Although our room here at the Tonopah Station is an ordinary room, we did get a sort-of upgrade: they gave us one of the three standard (non-handicapped-configured) rooms in the hotel for which you do not need to negotiate stairs. This allowed us to use their luggage cart without having to haul bags up a flight or two of steps.

Tomorrow is the final day of the trip. We like to travel, but we're going to be glad to be home.
Kevin and Lisa

Two Fire Tales

Just before I was ready to post the previous entry, the fire alarm sounded at the Tonopah Station Hotel. I grabbed my computer, Lisa grabbed travelswithkuma, and we headed for the exit stairs. Because of the cold outside, we went out to the minivan and Lisa started it in order to get some heat going. After a few minutes, the front desk clerk came outside and gave us the all-clear. (The cause appears to have been traced to a party being held downstairs, but it was not a fire.) The clerk told us that we were one of only two couples to actually obey the alarm and evacuate the hotel. We told her that we've been to many hotels and that this was not our first evacuation. It only takes one time that the alarm is real to make you regret for the rest of your life (which might be a very short time) not obeying it.

After the all-clear, we went back to the room and I put my computer back, and then we walked next door to Scolari's grocery store intending to get some light snacks for dinner, inasmuch as we were still pretty well fed from brunch. This was about 8 PM, and Scolari's closes at 9 here in Tonopah. The north door would not open. It is not unusual for some stores to disable one of their automatic doors in the evening. Lisa, however, noticed that they hadn't just turned off the electric door; they had bolted it shut, which is a blatant fire code violation.

We went inside the other door and asked for a manager. Lisa politely but firmly told her what she'd observed and told her that because of that disregard for customer safety, we were not going to be shopping here. The manager looked fairly blankly at us. I don't think she understood why what she was doing was wrong. I doubt she'd ever read that sign over the door ("This door to remain unlocked during business hours") or if she had, she just didn't care. Instead of buying groceries from them, we went to the hotel restaurant and had dinner there, then went and played slots. (Lisa won slightly more than $2, which helps offset some of our Vegas losses.)

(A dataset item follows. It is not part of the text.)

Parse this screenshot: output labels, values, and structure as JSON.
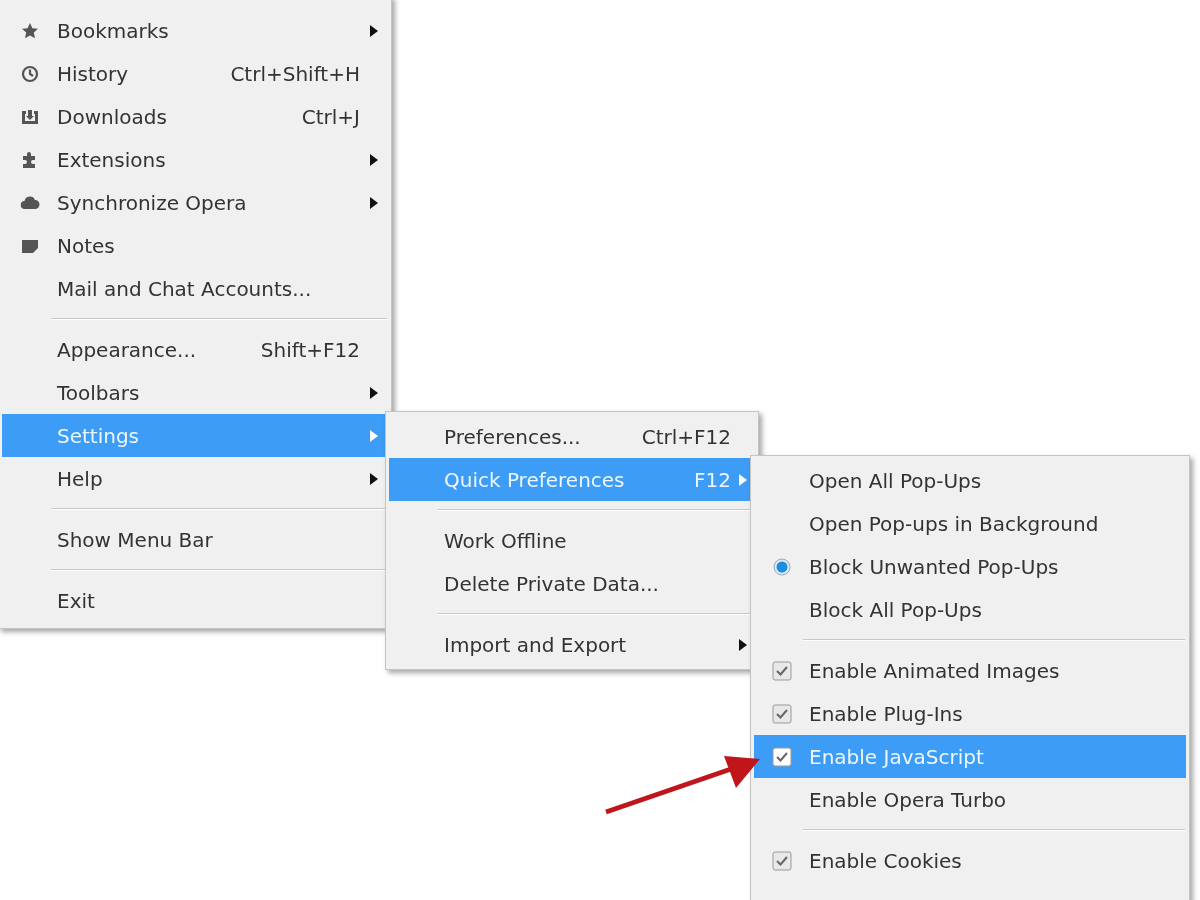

I have submitted a complaint to Scolari's corporate web site and a comment to the Tonopah Valley Fire Department. I'm concerned that we're going to have to see someone get killed because they couldn't get out a lighted fire exit locked by a lazy manager before people remember that fire codes are there for a reason. We're much happier with the hotel staff, who were as horrified with our story of the paint cans in the fire escapes in Albuquerque as we were. Obviously, the Tonopah Station gets it, while their next door neighbor does not.